PHOTOGRAPHS of chief of army staff Jehangir Karamat shaking hands with Kumar while his wife looked on fondly were reminiscent of General Zia-ul-Haq's regular, much publicised invitations to Indian movie stars. Sharif too extended a hospitable welcome to the film legend and hosted a lunch for him and his wife.
Meanwhile, ethnic divisions are also being blamed for the controversy. Commenting on the barrage of adverse reaction to the award in the Punjabi press, Barristar Baacha, a renowned intellectual from Peshawar, said: "Having been steeped in prejudice in the past weeks against the Pakhtun nation, its elders and leaders, Punjab's gutter press has now turned its guns of venomous insults against Yusuf Khan. Yusuf is universally acknowledged as the greatest artiste not only of India, but of the entire subcontinent and it was for his matchless contribution to the film media that the government of Pakistan bestowed the award on him."

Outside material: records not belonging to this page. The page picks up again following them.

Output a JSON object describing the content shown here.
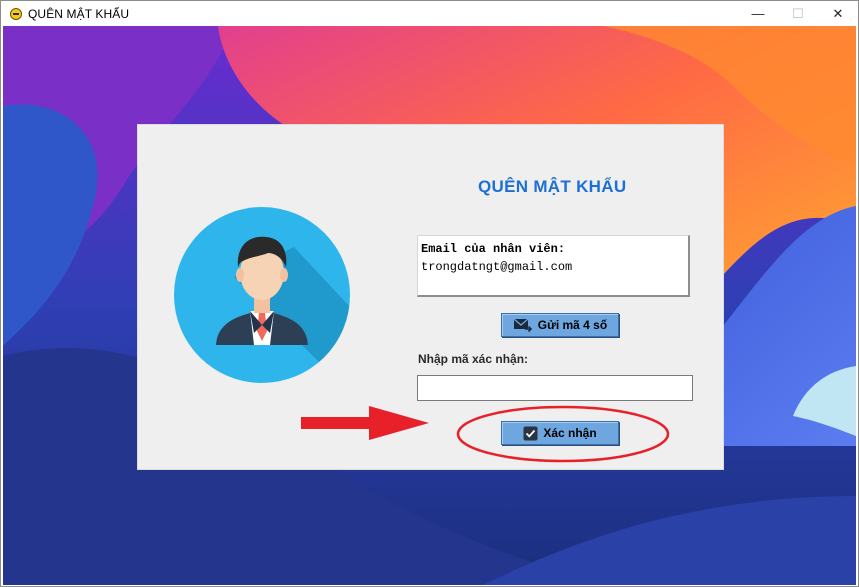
{
  "window": {
    "title": "QUÊN MẬT KHẨU",
    "controls": {
      "minimize": "—",
      "maximize": "☐",
      "close": "✕"
    }
  },
  "form": {
    "heading": "QUÊN MẬT KHẨU",
    "email_label": "Email của nhân viên:",
    "email_value": "trongdatngt@gmail.com",
    "send_button_label": "Gửi mã 4 số",
    "code_label": "Nhập mã xác nhận:",
    "code_value": "",
    "confirm_button_label": "Xác nhận"
  },
  "colors": {
    "heading": "#1d6fd6",
    "button": "#6ea7e0",
    "annotation": "#e8202a",
    "avatar_circle": "#2eb6ec"
  },
  "icons": {
    "app": "app-icon",
    "send": "envelope-arrow-icon",
    "confirm": "checkbox-check-icon"
  }
}
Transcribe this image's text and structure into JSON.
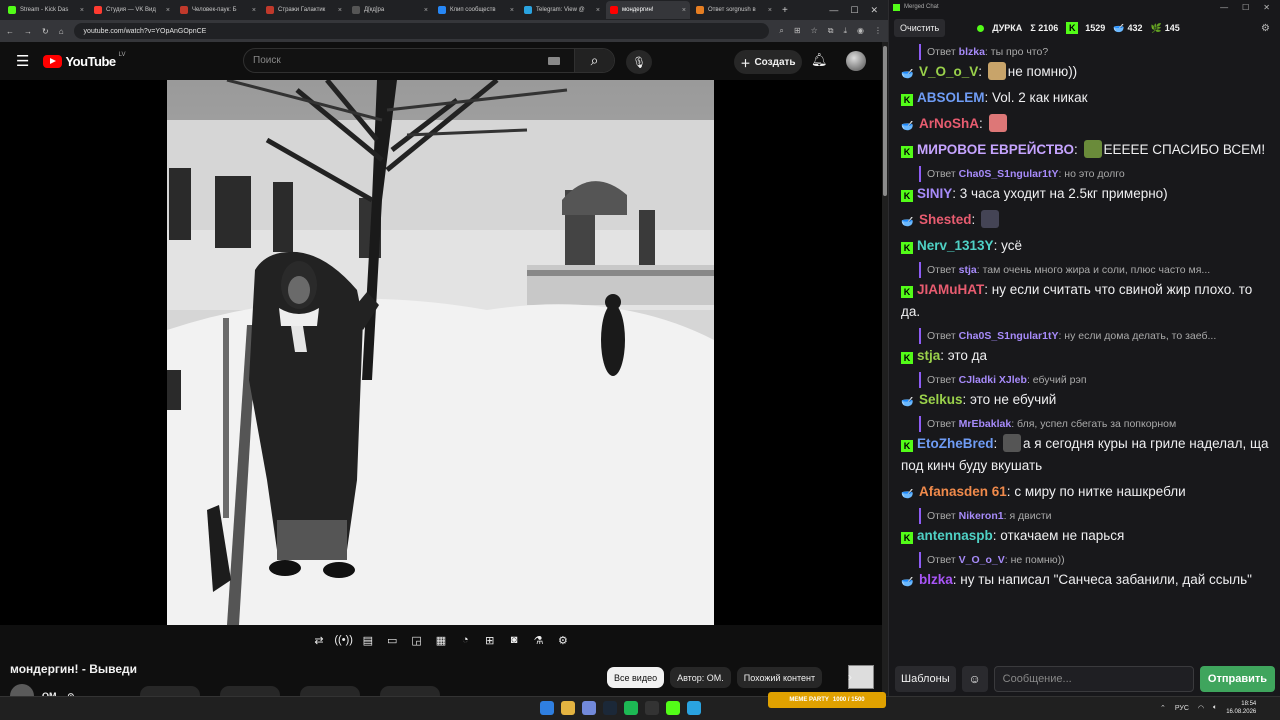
{
  "browser": {
    "tabs": [
      {
        "label": "Stream - Kick Das",
        "color": "#53fc18"
      },
      {
        "label": "Студия — VK Вид",
        "color": "#ff3b30"
      },
      {
        "label": "Человек-паук: Б",
        "color": "#c0392b"
      },
      {
        "label": "Стражи Галактик",
        "color": "#c0392b"
      },
      {
        "label": "Д[кд]ра",
        "color": "#555"
      },
      {
        "label": "Клип сообществ",
        "color": "#2787f5"
      },
      {
        "label": "Telegram: View @",
        "color": "#2aa3e0"
      },
      {
        "label": "мондергин!",
        "color": "#ff0000"
      },
      {
        "label": "Ответ sorgnush в",
        "color": "#e67e22"
      }
    ],
    "url": "youtube.com/watch?v=YOpAnGOpnCE"
  },
  "youtube": {
    "logo": "YouTube",
    "region": "LV",
    "search_placeholder": "Поиск",
    "create_label": "Создать",
    "video_title": "мондергин! - Выведи",
    "channel_name": "OM.",
    "chips": [
      "Все видео",
      "Автор: OM.",
      "Похожий контент"
    ]
  },
  "chat": {
    "window_title": "Merged Chat",
    "clear_label": "Очистить",
    "channel": "ДУРКА",
    "stats": {
      "total": "Σ 2106",
      "kick": "1529",
      "twitch": "432",
      "yt": "145"
    },
    "messages": [
      {
        "reply": "blzka",
        "reply_text": "ты про что?"
      },
      {
        "user": "V_O_o_V",
        "color": "#9ad14b",
        "text": "не помню))",
        "platform": "p",
        "emote": "#c8a46a"
      },
      {
        "user": "ABSOLEM",
        "color": "#6f9cf5",
        "text": "Vol. 2 как никак",
        "platform": "k"
      },
      {
        "user": "ArNoShA",
        "color": "#e85c70",
        "text": "",
        "platform": "p",
        "emote": "#d77"
      },
      {
        "user": "МИРОВОЕ ЕВРЕЙСТВО",
        "color": "#c6a4ff",
        "text": "ЕЕЕЕЕ СПАСИБО ВСЕМ!",
        "platform": "k",
        "emote": "#6a8b3a"
      },
      {
        "reply": "Cha0S_S1ngular1tY",
        "reply_text": "но это долго"
      },
      {
        "user": "SINIY",
        "color": "#a78bfa",
        "text": "3 часа уходит на 2.5кг примерно)",
        "platform": "k"
      },
      {
        "user": "Shested",
        "color": "#e85c70",
        "text": "",
        "platform": "p",
        "emote": "#445"
      },
      {
        "user": "Nerv_1313Y",
        "color": "#4fd1c5",
        "text": "усё",
        "platform": "k"
      },
      {
        "reply": "stja",
        "reply_text": "там очень много жира и соли, плюс часто мя..."
      },
      {
        "user": "JIAMuHAT",
        "color": "#e85c70",
        "text": "ну если считать что свиной жир плохо. то да.",
        "platform": "k"
      },
      {
        "reply": "Cha0S_S1ngular1tY",
        "reply_text": "ну если дома делать, то заеб..."
      },
      {
        "user": "stja",
        "color": "#9ad14b",
        "text": "это да",
        "platform": "k"
      },
      {
        "reply": "CJladki XJleb",
        "reply_text": "ебучий рэп"
      },
      {
        "user": "Selkus",
        "color": "#9ad14b",
        "text": "это не ебучий",
        "platform": "p"
      },
      {
        "reply": "MrEbaklak",
        "reply_text": "бля, успел сбегать за попкорном"
      },
      {
        "user": "EtoZheBred",
        "color": "#6f9cf5",
        "text": "а я сегодня куры на гриле наделал, ща под кинч буду вкушать",
        "platform": "k",
        "emote": "#555"
      },
      {
        "user": "Afanasden 61",
        "color": "#f08a4b",
        "text": "с миру по нитке нашкребли",
        "platform": "p"
      },
      {
        "reply": "Nikeron1",
        "reply_text": "я двисти"
      },
      {
        "user": "antennaspb",
        "color": "#4fd1c5",
        "text": "откачаем не парься",
        "platform": "k"
      },
      {
        "reply": "V_O_o_V",
        "reply_text": "не помню))"
      },
      {
        "user": "blzka",
        "color": "#a855f7",
        "text": "ну ты написал \"Санчеса забанили, дай ссыль\"",
        "platform": "p"
      }
    ],
    "templates_label": "Шаблоны",
    "input_placeholder": "Сообщение...",
    "send_label": "Отправить"
  },
  "taskbar": {
    "meme_label": "MEME PARTY",
    "meme_progress": "1000 / 1500",
    "lang": "РУС",
    "time": "18:54",
    "date": "16.08.2026"
  }
}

Baacha said the Punjabi gutter press was livid for the simple reason that the national honour had been bestowed on an artiste who had links with Peshawar. "Had Dilip Kumar hailed from Punjab, the same gutter press would have hailed him as the pride of the Muslim world and brought out supplements in his honour".
Referring to a report in a Punjabi newspaper which said that when Kumar's name was announced by President Rafique Tarar at the ceremony, "the heads of all those present hung in shame", Baacha demanded why the "same heads were held high" when the award was conferred on a female singer with dubious antecedents. The reason according to him: "The gutter press was drawing a distinction between the two because the great artiste had links with Peshawar and the singer was from Punjab."
Adds social worker Nishat Kazmi: "Why was there no opposition when Zia-ul-Haq used to invite Shatrughan Sinha or when Morarji Desai was given a similar award by Zia? Because these fundamentalists were supporting the dictator. And when Dilip Kumar came to Pakistan twice before to help raise funds for an organisation helping the poor, nobody objected. Why now?"
Predictably, this hue and cry put the actor on the defensive when he started explaining his role in the 1965 Indo-Pak war in an interview to Pakistan television. "Artistes are messengers of peace. They want to promote peace rather than war," he said. "During the 1965 war, I was the president of the Film Producers Guild. There was a campaign to collect funds for the Indian army. I took a stand that we would collect funds but not for the army to buy tanks. We would use the funds to help the victims of war, the families of soldiers and widows and orphans."
Dilip Kumar first came to Pakistan more than 30 years ago in 1965. He made a short halt in Karachi en route from Bombay to London. Recalls a journalist: "For the hour or so the aircraft was in Karachi, Dilip Kumar, who had been brought to the VIP lounge, was literally mobbed."
And for years Pakistanis visiting India urged him to make a trip across the border. "Once sitting on the sets of Shakti in 1978, Dilip Kumar told me that he would like to visit his ancestral home in Peshawar and meet his old and ailing aunt in Bannu who just couldn't understand why he didn't return to Peshawar," remembers journalist Asif Noorani. In fact, the aunt is said to have told a relative: "All those who go out of town to earn money come back one day, but Yusuf is a strange person—he never bothered to return. I am told that he has earned a lot of money. He should come back now."
Over the years, Kumar has also actively helped a host of Pakistani charities. In 1987, he along with Saira and his brother Ahsan Khan visited all the major cities in Pakistan to help the Fatimid Blood Foundation. This time he made a two-day trip to Lahore and Karachi to raise funds at charity dinners for Imran Khan's cancer hospital. And when he went to another charity dinner for Al-Shifa Eye Hospital, more than 100 tables costing Rs 100,000 each were sold out in no time. And that, say Dilip Kumar fans, should be enough proof to his critics that he is not a traitor.